§ Excerpts from an interface dataset:
>>

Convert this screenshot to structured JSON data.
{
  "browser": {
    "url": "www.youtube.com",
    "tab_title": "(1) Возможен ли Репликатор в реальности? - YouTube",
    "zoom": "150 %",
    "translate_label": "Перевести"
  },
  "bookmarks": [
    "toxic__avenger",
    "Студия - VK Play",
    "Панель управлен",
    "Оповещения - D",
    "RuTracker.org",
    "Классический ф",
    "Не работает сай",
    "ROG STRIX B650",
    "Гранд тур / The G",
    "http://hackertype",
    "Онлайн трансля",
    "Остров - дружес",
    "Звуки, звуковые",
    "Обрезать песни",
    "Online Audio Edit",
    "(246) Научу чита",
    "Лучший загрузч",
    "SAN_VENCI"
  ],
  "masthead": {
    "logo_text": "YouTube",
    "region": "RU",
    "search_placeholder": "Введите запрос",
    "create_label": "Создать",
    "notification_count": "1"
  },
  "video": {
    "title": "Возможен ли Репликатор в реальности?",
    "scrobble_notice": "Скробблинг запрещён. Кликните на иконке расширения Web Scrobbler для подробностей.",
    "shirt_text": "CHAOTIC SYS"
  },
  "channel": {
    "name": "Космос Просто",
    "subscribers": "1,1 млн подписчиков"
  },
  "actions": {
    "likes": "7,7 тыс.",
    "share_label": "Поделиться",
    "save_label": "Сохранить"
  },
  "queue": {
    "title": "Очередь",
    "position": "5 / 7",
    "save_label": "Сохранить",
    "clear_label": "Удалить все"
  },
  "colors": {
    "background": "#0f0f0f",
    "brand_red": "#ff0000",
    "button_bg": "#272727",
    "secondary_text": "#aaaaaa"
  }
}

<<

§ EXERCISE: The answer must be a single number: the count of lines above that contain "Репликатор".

§ REPLY: 2